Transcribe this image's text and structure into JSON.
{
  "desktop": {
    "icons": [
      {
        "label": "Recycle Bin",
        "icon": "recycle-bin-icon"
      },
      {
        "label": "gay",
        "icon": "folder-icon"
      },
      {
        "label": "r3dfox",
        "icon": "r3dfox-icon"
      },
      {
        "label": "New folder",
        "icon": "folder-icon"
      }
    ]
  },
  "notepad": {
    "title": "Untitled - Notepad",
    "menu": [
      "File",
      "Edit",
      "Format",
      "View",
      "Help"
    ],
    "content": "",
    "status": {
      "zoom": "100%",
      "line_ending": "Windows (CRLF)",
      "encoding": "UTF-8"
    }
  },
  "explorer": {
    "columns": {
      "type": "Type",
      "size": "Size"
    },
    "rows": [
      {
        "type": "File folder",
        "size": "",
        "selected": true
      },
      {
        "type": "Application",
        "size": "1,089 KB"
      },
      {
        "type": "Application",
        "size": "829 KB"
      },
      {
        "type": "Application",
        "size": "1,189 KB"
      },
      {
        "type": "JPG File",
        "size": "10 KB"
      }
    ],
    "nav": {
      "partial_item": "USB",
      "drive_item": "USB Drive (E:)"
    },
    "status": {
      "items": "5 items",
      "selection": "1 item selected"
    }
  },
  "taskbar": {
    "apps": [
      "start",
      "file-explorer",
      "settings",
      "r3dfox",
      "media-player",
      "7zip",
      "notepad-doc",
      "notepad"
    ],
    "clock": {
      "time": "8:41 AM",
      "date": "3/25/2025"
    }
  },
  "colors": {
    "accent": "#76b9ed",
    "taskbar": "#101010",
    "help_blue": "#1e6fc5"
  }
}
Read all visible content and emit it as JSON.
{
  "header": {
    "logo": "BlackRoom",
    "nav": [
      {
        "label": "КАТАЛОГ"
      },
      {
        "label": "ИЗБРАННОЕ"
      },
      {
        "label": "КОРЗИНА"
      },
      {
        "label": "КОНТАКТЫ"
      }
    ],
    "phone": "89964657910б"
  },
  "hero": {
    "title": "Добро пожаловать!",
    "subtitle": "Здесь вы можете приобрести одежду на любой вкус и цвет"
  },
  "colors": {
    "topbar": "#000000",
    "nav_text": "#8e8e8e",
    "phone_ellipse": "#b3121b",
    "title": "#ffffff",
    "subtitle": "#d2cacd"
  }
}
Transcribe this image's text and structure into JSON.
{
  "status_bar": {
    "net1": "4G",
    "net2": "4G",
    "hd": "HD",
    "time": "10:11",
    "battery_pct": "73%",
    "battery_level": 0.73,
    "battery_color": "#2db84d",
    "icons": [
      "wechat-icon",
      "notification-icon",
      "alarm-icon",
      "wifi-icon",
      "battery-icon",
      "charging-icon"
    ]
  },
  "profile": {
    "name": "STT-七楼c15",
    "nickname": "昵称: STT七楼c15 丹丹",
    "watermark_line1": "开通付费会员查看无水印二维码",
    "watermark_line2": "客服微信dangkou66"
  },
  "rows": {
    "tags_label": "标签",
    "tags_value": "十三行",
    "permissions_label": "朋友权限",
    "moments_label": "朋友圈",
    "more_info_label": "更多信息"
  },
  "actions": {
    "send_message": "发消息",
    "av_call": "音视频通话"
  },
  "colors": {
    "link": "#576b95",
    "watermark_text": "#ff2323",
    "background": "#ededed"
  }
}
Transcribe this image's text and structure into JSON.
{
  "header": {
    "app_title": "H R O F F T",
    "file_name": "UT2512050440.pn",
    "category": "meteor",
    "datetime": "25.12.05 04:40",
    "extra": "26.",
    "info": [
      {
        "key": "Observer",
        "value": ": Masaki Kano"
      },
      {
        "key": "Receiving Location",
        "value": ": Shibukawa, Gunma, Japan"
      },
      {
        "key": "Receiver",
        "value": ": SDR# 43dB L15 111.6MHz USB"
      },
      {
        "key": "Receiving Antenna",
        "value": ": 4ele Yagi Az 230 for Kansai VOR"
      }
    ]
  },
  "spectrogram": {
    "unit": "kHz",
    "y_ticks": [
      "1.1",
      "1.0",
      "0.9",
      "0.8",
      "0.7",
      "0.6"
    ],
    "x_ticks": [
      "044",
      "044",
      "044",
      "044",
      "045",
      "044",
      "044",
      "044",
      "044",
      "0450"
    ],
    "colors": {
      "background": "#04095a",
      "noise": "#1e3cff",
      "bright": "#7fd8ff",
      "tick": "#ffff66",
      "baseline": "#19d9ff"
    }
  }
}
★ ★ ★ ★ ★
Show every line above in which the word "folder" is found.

        "icon": "folder-icon"
        "label": "New folder",
        "icon": "folder-icon"
        "type": "File folder",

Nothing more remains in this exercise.